Michel Butor: La modification (UK: Second Thoughts, later: Changing Track; US: Change of Heart)
As with his previous novels, the structure of this novel is very precise. It is divided into three sections, each with three chapters. The setting of the novel is clearly delimited as in the earlier novels. In this case, it is a train journey from Paris to Rome and starts with the hero, Léon Delmont, getting on the train in Paris and ends with him leaving it in Rome. Delmont is the head of a French agency for Scabelli, an Italian typewriter firm, and frequently travels to Rome. He is married to Henriette and they have four children and live in Paris. He has a mistress, Cécile, in Rome. The purpose of his journey is to tell Cécile that he has found her a job in Paris and to say that he will leave Henriette for her. By the end of the novel, namely by the time he has arrived in Rome, he has changed his mind, hence the title (both the French and the two English ones).
The novel is, of course, about why, in that train journey, he has a change of heart. Inevitably the reason is complex but it is clearly based on the fact that Cécile is not just his mistress, but she is, in many respects, Rome. In short, outside Rome, she would not be the same person as she is in Rome or, to put it another way, Delmont is not in love with her but in love with Rome. Butor makes numerous connections between Paris/Rome – Henriette/Cécile but the key one is Julian the Apostate. Julian had been the Roman Empire’s representative in Paris just as Delmont is a Roman firm’s representative in Paris. Both of them were opposed to the Christian church. Delmont reads his letters, which are referred to several times. He lives near the Baths of Julian in Paris. The other key connection concerns his apostasy. Cécile takes him around to visit pre-Christian Rome. It is only when she is busy that he is able to visit Christian Rome and his increasing attraction for that aspect (shared with his wife but not with his mistress) is clearly a factor in his change of heart. In other words, a choice between the pagan and the Christian leads him, finally, to choose the Christian.
A story of a man who plans to leaves his wife for mistress and then change his mind could be banal and boring. Butor overcomes this not just with the Paris/Rome-Pagan/Christian theme but also by using the you form, specifically the polite vous form which drags us into Delmont’s mind and thought processes more than using the first or third person. Is Delmont a coward? Is his decision rational, taken as it is after a long night on a train, with dreams and is imagination at play? Butor leaves the question open for us.

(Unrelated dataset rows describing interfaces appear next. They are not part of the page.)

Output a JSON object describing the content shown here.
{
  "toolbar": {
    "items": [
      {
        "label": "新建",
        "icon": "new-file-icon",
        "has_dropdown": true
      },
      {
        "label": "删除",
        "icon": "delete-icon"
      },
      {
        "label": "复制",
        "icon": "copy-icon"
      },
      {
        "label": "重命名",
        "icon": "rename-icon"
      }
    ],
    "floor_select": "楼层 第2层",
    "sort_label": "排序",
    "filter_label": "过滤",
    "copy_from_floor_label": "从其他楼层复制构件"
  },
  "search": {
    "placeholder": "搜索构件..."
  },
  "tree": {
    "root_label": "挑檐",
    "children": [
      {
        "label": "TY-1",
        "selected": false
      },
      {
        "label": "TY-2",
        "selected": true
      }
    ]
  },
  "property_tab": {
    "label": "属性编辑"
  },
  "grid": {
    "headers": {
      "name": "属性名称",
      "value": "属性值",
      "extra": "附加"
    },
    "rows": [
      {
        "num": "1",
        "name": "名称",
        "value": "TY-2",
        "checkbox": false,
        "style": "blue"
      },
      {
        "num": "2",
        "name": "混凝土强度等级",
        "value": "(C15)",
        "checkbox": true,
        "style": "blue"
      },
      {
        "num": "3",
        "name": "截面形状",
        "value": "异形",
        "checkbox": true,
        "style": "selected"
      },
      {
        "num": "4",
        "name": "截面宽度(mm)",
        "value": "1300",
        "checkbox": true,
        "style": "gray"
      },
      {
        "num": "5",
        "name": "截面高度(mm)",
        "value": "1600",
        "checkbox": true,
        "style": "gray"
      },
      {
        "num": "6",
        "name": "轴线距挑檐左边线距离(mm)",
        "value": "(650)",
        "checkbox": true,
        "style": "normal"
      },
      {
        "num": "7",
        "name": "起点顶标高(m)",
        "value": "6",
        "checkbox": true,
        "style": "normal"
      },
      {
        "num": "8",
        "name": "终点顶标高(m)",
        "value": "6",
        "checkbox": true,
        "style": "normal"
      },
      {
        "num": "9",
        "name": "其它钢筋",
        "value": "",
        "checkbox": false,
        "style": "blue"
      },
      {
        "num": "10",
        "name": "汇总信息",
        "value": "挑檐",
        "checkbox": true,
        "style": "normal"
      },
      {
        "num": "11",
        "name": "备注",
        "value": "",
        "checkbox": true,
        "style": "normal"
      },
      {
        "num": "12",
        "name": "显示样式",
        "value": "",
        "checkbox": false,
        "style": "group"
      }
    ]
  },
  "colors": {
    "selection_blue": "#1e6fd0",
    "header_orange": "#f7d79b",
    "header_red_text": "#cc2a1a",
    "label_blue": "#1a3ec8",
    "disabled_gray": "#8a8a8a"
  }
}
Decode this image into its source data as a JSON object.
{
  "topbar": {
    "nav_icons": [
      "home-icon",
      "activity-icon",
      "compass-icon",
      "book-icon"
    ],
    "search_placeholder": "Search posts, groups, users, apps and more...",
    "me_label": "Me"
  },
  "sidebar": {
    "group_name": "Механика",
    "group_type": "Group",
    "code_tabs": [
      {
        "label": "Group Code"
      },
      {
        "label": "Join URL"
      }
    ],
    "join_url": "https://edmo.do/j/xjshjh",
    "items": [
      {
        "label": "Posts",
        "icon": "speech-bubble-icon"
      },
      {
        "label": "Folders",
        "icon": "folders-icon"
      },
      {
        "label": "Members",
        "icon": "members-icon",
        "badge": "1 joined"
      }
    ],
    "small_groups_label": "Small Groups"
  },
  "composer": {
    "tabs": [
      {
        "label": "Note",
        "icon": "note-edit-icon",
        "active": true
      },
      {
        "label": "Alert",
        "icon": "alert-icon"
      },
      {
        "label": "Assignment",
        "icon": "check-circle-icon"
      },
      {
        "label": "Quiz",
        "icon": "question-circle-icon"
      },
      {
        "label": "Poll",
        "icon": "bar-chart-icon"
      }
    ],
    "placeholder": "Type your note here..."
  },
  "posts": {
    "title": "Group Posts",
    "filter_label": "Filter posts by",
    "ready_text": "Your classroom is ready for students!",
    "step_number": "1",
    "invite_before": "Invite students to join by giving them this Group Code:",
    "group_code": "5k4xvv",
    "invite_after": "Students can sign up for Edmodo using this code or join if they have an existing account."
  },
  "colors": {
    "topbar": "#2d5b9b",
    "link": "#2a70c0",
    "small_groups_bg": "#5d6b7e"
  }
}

First published in French 1957 by Editions de Minuit
First English translation 1958 by Faber & Faber
Translated by Jean Stewart